◆ Task material
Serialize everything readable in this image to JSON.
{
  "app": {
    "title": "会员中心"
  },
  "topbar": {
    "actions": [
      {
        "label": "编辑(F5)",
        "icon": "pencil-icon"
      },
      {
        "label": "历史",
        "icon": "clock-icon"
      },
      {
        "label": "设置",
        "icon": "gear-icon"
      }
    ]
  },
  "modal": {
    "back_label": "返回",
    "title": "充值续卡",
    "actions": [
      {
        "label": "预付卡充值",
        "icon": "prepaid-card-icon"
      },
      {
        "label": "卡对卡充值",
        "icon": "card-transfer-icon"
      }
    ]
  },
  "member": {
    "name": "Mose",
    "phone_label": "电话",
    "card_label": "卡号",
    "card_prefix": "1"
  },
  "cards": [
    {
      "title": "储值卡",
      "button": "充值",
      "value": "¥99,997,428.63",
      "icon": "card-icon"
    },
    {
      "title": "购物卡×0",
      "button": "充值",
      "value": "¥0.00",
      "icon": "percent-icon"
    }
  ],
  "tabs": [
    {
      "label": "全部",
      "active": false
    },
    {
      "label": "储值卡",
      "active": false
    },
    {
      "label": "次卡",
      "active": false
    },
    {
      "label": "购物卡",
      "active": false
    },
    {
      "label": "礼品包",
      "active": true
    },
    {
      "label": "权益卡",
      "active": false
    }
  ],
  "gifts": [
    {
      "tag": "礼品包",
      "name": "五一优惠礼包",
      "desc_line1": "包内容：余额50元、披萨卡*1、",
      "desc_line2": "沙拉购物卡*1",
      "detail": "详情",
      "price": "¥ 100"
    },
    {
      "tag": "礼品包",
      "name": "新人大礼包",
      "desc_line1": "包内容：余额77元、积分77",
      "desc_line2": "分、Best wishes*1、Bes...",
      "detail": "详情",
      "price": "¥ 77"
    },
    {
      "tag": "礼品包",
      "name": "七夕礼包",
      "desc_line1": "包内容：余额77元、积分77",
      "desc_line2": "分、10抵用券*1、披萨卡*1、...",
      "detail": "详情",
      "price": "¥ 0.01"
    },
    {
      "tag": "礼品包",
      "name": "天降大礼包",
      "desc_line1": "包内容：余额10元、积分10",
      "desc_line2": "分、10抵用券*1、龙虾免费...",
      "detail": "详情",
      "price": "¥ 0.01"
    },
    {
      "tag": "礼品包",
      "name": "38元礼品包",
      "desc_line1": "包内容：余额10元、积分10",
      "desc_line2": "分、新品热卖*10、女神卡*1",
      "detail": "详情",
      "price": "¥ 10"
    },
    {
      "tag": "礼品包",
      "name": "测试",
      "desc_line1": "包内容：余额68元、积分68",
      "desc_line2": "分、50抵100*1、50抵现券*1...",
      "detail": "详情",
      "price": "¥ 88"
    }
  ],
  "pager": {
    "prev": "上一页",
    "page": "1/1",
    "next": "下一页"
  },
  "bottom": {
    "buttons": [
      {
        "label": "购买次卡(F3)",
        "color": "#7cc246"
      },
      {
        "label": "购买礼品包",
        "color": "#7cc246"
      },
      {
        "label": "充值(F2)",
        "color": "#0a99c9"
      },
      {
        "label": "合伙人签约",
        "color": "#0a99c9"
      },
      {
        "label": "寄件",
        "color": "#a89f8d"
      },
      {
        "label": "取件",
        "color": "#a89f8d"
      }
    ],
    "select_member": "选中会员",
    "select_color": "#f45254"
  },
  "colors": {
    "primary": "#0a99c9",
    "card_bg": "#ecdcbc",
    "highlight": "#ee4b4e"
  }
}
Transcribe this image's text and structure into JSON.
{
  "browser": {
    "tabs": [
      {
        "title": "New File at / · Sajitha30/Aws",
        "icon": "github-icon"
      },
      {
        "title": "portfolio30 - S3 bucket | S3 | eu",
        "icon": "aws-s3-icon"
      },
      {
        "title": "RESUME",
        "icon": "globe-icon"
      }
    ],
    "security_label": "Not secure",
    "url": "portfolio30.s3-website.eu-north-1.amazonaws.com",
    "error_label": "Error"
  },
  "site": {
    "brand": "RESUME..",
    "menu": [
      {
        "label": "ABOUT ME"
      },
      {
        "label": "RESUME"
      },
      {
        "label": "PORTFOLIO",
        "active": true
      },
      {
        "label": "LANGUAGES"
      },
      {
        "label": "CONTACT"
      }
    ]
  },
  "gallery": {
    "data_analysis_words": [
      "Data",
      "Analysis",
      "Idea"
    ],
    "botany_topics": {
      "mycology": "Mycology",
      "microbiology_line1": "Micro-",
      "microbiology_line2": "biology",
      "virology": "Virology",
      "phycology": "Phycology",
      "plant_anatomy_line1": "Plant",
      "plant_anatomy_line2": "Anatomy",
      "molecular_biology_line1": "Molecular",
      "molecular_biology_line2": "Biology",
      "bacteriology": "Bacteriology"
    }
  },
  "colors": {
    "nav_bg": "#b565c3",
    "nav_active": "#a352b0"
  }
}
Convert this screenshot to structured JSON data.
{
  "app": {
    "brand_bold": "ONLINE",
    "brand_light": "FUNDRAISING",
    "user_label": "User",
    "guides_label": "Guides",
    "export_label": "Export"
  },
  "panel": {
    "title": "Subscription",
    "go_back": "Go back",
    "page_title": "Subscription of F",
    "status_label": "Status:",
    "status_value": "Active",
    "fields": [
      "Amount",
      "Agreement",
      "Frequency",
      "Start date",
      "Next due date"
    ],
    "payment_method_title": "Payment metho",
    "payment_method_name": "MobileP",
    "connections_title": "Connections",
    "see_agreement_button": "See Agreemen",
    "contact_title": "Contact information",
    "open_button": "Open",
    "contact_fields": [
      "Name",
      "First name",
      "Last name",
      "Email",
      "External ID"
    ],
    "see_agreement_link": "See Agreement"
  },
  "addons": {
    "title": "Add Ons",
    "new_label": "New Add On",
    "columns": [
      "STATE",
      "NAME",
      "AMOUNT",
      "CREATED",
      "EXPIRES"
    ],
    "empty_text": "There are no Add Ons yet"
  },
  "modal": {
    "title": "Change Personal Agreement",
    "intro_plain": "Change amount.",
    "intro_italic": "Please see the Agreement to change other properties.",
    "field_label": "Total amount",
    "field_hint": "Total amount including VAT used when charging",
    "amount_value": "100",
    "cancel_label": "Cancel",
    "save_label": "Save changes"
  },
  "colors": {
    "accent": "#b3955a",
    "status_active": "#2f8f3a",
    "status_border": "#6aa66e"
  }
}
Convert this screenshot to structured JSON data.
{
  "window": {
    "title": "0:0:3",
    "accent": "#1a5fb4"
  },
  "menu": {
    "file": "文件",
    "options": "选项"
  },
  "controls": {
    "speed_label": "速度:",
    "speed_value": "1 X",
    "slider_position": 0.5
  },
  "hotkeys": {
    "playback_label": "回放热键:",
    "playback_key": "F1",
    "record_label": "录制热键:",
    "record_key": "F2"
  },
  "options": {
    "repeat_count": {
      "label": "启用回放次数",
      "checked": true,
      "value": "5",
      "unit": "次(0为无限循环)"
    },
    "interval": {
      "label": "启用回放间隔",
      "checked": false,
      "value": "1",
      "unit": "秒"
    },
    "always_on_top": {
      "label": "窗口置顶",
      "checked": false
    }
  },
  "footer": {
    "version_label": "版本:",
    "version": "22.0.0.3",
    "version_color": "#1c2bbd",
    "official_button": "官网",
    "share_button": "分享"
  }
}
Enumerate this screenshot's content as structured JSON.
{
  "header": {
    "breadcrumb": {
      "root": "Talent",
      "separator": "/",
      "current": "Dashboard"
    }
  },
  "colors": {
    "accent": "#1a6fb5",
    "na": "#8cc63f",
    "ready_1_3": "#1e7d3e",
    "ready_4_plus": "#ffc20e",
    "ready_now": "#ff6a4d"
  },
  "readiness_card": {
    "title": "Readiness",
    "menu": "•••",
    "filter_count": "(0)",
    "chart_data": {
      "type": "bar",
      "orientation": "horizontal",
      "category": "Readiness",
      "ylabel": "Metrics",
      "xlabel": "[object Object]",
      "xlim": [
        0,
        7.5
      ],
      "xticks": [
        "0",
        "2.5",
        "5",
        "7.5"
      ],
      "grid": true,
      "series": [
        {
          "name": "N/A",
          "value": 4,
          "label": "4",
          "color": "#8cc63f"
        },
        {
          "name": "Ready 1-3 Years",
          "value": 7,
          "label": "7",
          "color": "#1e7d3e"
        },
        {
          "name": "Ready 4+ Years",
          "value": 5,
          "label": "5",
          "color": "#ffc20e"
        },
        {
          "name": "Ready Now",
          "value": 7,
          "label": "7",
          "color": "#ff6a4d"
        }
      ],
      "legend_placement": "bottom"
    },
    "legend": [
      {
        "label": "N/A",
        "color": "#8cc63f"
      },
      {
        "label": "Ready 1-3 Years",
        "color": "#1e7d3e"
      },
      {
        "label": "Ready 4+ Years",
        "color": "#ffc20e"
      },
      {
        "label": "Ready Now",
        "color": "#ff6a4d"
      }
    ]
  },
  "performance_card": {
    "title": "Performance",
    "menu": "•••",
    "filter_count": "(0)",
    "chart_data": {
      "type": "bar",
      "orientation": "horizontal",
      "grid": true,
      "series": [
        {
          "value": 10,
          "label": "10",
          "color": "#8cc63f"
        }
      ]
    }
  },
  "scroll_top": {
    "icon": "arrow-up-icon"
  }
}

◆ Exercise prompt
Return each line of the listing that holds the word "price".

◆ Exercise solution
      "price": "¥ 100"
      "price": "¥ 77"
      "price": "¥ 0.01"
      "price": "¥ 0.01"
      "price": "¥ 10"
      "price": "¥ 88"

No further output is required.